> [Material to process]
• • • • •
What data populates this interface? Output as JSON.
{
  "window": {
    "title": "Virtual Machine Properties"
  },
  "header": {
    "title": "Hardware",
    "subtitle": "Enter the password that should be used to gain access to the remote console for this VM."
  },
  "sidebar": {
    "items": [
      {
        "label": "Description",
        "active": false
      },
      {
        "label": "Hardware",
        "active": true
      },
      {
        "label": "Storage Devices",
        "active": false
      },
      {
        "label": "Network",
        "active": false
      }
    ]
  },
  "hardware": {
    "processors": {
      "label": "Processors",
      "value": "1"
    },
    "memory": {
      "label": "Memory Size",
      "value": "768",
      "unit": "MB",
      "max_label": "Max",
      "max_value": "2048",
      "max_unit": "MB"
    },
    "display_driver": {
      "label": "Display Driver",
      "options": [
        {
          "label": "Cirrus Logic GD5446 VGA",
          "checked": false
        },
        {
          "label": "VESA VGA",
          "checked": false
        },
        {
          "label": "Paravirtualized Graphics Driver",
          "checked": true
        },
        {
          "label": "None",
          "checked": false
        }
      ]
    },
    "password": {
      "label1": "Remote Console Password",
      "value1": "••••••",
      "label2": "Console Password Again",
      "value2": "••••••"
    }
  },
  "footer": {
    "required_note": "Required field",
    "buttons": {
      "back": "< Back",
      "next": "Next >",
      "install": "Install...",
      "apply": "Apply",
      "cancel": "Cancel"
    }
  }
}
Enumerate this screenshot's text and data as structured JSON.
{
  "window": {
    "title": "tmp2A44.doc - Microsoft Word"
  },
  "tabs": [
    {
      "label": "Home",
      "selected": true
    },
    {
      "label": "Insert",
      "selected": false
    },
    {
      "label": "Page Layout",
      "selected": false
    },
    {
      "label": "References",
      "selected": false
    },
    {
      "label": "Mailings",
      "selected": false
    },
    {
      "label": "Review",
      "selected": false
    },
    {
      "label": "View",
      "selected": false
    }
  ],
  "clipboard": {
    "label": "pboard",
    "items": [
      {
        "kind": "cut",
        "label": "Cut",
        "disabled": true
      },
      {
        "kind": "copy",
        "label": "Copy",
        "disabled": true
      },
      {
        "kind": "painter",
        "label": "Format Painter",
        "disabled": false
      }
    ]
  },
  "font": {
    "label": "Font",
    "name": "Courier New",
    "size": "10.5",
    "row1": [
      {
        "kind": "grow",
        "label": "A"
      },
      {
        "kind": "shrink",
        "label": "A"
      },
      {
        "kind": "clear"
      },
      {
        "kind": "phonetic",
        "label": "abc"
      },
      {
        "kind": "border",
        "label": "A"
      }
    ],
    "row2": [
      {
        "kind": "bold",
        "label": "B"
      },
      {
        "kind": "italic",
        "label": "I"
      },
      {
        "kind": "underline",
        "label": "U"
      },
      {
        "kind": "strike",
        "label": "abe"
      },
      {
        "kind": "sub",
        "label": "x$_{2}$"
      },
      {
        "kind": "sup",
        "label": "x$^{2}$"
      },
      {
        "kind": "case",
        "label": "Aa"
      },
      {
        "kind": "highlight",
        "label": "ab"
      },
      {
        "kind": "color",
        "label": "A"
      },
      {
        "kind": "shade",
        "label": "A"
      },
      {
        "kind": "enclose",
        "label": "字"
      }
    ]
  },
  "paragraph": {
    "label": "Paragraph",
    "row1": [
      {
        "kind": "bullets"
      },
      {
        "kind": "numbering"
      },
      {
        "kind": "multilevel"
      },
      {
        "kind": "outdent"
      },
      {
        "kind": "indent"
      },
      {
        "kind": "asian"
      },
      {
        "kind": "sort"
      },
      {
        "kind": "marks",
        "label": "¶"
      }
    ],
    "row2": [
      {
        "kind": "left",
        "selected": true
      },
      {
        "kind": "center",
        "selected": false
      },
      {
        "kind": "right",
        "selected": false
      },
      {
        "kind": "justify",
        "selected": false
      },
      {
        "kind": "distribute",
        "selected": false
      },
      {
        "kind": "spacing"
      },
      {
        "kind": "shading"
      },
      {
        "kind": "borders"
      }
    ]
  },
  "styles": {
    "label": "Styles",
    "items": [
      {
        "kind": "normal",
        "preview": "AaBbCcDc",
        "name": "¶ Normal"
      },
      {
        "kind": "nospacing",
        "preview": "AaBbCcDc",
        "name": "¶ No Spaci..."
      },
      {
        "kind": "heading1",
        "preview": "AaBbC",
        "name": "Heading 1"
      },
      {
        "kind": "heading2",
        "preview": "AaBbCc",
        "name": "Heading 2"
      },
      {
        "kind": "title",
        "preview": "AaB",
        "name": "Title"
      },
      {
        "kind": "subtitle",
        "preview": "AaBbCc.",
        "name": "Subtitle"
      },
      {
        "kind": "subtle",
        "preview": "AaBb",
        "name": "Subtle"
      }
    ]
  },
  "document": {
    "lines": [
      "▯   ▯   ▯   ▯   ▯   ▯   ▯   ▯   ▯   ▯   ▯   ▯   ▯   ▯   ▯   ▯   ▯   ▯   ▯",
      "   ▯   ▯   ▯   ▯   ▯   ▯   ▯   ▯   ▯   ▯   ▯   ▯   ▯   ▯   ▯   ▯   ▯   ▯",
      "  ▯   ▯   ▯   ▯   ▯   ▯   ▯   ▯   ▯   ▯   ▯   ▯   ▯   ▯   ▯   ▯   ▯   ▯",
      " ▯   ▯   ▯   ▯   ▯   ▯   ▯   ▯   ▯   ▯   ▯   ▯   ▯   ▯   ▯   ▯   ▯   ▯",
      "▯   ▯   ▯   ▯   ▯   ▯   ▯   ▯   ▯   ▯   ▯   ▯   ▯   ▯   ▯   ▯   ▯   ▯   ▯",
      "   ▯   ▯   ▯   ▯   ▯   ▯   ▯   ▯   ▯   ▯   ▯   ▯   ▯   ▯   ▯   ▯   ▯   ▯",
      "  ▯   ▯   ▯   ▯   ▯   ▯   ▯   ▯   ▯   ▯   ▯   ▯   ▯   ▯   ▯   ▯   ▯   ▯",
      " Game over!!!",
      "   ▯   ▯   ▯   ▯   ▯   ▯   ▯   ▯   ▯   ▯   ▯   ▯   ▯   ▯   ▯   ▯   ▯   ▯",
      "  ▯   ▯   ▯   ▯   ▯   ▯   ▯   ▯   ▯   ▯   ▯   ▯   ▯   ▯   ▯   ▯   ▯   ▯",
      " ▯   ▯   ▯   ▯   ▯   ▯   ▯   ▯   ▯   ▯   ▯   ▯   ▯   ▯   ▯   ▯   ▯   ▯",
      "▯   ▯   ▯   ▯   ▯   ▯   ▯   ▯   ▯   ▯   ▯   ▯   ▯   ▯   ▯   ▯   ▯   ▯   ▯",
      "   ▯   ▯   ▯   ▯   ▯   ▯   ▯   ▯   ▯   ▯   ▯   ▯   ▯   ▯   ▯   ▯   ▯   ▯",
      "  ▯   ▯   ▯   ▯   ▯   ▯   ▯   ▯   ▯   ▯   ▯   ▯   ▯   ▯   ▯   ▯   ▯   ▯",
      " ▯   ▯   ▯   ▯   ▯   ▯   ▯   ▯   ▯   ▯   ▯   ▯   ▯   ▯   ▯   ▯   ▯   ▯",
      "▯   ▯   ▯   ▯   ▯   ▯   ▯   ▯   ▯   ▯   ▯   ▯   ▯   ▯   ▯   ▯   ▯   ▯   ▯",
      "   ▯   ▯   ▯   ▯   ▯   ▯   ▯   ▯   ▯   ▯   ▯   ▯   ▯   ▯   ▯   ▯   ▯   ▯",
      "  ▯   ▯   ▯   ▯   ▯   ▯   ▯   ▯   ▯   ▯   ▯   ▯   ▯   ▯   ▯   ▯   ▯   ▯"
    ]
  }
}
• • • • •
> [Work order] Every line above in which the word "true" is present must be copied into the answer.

> [Answer area]
        "active": true
          "checked": true
      "selected": true
        "disabled": true
        "disabled": true
        "selected": true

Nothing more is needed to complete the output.